*Study material*:
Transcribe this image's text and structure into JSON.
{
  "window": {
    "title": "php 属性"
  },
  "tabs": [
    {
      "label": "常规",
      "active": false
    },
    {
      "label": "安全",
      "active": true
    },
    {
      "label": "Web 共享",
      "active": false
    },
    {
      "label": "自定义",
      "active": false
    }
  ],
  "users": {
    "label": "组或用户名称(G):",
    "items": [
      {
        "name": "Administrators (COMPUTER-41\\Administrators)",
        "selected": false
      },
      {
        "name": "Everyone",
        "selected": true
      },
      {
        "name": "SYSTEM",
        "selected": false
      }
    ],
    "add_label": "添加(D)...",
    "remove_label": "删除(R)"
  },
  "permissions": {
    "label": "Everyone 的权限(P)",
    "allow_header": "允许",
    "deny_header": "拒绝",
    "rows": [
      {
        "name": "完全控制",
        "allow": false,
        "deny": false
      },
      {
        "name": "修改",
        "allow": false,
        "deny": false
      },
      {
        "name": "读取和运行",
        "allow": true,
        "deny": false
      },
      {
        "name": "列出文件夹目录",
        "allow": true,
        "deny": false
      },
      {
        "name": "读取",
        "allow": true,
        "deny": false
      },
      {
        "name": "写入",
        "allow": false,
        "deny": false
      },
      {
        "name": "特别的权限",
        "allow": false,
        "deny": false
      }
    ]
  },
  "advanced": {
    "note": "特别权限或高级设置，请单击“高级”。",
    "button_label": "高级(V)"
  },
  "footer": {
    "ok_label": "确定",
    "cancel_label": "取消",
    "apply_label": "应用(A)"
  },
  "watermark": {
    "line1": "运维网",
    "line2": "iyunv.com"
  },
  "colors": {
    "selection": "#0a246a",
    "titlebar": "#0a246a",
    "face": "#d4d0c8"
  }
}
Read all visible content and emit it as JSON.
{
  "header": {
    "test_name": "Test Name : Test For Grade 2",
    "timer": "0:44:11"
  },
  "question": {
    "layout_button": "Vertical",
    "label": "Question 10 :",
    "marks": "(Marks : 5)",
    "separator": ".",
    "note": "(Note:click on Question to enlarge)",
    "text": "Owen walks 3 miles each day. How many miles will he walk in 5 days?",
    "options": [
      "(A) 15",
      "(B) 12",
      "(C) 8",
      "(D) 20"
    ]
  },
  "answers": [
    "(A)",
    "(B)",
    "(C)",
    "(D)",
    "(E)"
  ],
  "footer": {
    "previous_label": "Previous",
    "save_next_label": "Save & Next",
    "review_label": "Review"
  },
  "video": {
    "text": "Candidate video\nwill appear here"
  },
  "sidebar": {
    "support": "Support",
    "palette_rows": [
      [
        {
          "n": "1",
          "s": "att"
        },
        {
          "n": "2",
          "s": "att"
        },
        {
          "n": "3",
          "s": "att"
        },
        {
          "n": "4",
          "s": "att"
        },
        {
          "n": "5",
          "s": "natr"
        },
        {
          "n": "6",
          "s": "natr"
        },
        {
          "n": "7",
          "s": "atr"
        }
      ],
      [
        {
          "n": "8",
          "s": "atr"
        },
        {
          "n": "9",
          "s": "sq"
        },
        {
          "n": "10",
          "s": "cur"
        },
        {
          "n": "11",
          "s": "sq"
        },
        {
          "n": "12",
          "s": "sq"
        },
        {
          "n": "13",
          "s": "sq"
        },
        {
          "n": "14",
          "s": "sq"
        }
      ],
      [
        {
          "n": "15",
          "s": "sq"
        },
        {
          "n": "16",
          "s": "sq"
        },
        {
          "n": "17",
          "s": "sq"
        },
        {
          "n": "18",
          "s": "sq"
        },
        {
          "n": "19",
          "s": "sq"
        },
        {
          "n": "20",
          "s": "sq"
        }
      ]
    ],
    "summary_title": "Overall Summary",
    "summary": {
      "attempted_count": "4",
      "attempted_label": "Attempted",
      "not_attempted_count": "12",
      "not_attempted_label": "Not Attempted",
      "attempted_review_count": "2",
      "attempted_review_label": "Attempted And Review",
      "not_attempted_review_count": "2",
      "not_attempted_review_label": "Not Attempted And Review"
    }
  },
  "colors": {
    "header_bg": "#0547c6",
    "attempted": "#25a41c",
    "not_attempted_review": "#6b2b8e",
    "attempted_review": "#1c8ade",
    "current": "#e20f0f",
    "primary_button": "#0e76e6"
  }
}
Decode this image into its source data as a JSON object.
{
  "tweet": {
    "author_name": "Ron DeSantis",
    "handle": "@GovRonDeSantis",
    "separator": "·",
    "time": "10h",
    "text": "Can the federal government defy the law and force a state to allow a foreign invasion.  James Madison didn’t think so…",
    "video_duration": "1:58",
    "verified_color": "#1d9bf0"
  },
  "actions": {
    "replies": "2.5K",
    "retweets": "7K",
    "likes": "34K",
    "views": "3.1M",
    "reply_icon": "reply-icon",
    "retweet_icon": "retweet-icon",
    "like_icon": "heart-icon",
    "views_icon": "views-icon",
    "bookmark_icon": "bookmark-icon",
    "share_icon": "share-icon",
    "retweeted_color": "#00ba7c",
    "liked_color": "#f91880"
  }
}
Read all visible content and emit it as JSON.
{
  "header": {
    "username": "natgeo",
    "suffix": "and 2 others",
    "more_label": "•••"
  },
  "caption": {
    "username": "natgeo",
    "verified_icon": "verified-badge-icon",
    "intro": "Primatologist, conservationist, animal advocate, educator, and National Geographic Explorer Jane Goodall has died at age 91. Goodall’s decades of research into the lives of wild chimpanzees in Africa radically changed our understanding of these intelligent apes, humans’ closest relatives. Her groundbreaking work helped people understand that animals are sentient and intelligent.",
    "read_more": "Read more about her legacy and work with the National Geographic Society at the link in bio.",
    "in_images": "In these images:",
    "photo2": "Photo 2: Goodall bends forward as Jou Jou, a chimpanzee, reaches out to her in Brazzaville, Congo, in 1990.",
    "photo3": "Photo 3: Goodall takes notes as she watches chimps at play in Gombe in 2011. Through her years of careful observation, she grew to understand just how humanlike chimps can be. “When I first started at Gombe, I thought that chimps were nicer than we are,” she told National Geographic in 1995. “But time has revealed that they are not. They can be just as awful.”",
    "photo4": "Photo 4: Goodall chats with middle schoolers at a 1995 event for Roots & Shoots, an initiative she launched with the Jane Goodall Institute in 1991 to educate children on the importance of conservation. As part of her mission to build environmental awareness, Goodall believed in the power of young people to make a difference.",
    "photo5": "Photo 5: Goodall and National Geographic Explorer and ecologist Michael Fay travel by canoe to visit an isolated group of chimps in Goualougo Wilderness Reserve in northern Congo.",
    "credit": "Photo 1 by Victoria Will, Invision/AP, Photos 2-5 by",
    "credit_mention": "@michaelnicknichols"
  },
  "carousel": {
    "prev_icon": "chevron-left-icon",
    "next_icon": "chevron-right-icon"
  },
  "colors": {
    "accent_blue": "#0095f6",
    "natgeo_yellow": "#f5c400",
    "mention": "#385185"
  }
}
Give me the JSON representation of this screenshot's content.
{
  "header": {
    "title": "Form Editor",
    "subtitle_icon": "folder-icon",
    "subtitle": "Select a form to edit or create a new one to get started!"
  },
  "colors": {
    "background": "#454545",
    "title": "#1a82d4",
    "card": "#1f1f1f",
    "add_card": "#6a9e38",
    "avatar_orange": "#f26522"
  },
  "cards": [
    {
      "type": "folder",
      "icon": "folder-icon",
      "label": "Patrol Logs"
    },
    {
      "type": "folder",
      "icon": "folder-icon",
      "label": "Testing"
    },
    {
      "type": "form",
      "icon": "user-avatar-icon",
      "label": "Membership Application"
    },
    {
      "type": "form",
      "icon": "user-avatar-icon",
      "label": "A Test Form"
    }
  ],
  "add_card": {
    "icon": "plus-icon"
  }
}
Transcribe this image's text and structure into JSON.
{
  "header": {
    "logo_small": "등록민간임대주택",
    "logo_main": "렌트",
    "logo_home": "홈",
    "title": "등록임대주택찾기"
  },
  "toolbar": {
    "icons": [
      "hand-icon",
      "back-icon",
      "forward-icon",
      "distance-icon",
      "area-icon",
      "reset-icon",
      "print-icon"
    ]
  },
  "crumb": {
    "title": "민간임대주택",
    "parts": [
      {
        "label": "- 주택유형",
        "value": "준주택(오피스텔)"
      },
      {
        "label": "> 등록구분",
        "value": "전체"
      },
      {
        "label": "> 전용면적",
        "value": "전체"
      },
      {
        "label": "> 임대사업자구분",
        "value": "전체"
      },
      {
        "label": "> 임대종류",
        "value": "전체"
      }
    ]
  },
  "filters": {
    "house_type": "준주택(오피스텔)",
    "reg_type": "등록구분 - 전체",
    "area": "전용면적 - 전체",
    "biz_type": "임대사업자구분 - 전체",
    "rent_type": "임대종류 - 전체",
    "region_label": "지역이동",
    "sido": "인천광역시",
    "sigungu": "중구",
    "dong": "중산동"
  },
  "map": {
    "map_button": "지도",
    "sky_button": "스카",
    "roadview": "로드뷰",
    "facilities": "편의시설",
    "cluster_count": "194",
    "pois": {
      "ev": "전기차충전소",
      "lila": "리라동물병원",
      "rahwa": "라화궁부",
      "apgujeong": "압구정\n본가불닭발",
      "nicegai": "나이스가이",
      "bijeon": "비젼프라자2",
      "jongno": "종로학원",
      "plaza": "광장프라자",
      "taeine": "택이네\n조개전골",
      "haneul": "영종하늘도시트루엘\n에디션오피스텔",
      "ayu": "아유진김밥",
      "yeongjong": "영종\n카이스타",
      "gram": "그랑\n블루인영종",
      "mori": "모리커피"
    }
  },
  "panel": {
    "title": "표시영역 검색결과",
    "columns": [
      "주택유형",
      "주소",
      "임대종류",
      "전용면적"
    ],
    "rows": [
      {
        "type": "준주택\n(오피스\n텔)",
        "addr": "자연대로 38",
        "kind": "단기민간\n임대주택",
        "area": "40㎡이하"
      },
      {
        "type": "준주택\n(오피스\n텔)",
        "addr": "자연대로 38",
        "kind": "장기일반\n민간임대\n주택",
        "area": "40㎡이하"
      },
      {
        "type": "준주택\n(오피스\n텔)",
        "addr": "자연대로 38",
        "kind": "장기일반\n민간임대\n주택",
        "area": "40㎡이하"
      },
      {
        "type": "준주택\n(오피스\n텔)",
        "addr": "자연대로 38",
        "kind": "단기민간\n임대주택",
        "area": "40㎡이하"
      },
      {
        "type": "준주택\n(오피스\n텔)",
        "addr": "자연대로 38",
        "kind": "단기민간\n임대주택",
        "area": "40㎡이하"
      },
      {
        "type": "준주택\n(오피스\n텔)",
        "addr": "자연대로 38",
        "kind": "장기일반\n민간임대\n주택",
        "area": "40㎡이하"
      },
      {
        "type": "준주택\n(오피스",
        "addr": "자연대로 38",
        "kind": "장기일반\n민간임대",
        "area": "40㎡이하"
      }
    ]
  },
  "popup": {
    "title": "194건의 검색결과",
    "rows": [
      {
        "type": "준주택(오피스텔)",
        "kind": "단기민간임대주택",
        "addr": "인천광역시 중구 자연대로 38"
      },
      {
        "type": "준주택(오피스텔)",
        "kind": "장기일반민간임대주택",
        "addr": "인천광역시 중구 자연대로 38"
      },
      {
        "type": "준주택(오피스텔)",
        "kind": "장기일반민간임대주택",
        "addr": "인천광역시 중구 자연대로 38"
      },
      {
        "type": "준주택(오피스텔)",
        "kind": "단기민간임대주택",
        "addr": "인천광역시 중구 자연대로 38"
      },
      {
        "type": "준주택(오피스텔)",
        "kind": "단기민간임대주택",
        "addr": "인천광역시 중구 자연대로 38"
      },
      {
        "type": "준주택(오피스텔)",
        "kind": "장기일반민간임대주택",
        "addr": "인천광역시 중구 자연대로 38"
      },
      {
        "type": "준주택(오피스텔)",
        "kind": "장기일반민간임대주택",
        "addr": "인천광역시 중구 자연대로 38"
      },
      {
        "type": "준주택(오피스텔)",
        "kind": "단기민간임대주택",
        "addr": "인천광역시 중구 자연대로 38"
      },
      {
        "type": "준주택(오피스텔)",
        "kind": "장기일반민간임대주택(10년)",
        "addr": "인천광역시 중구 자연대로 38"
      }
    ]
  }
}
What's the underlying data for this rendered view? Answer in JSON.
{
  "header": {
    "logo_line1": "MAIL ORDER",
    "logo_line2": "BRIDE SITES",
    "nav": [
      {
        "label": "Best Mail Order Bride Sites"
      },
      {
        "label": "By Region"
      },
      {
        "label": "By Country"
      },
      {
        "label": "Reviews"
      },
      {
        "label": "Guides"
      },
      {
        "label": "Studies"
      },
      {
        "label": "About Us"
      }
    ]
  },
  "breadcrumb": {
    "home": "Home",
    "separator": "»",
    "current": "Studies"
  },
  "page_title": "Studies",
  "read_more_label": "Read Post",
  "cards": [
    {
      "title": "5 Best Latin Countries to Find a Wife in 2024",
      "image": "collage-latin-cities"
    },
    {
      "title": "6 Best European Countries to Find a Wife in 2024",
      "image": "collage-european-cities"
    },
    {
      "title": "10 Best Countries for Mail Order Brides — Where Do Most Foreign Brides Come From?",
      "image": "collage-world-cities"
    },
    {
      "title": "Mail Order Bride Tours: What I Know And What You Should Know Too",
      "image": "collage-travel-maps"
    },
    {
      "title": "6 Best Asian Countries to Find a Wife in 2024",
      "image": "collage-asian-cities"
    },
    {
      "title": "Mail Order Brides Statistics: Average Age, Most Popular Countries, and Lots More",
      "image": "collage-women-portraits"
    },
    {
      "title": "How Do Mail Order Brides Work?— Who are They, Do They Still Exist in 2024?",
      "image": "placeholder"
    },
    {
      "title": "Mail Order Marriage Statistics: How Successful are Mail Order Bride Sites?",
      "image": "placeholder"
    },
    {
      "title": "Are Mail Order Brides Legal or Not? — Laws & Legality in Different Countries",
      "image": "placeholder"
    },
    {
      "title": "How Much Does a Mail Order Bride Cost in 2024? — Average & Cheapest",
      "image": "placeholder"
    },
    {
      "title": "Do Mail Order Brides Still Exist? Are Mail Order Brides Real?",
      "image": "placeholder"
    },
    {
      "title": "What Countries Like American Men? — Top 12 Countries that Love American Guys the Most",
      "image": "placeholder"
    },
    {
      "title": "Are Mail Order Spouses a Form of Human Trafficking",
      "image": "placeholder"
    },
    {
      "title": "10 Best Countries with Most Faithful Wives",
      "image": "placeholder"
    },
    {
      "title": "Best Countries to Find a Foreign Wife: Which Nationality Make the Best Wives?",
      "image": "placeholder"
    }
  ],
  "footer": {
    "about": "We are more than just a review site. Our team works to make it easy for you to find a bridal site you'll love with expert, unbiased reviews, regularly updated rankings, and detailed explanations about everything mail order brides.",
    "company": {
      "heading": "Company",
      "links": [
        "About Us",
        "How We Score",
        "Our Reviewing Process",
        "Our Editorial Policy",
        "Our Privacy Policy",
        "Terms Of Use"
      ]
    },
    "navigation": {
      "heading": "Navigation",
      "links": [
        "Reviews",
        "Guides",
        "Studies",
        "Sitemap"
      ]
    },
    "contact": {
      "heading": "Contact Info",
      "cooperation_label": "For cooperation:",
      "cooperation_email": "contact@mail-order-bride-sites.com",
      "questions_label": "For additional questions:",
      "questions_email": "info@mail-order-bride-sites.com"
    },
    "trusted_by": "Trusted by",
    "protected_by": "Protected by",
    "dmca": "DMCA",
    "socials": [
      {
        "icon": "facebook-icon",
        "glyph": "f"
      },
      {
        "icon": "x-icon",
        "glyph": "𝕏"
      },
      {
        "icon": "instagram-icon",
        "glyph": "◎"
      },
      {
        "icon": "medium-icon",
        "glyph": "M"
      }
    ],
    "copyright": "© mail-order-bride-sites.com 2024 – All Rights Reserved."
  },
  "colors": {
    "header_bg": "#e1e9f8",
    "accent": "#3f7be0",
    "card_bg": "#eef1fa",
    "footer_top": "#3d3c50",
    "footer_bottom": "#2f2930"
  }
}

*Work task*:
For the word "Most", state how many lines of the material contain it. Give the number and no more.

*Output*:
4